Dataset content:

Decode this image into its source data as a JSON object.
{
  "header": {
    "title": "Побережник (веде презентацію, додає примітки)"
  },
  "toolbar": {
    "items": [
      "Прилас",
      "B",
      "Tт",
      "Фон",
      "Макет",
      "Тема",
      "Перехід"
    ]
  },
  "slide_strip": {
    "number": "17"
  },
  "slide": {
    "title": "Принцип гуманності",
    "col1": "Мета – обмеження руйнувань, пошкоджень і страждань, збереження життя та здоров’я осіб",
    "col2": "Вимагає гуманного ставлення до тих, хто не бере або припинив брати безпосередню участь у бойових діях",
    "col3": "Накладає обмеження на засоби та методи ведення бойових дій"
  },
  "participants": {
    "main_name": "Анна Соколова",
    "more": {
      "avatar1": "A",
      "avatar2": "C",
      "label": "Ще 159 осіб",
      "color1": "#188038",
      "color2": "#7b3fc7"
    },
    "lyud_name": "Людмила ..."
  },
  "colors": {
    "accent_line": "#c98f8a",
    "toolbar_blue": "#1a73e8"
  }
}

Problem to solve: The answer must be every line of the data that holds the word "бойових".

Result below:
    "col2": "Вимагає гуманного ставлення до тих, хто не бере або припинив брати безпосередню участь у бойових діях",
    "col3": "Накладає обмеження на засоби та методи ведення бойових дій"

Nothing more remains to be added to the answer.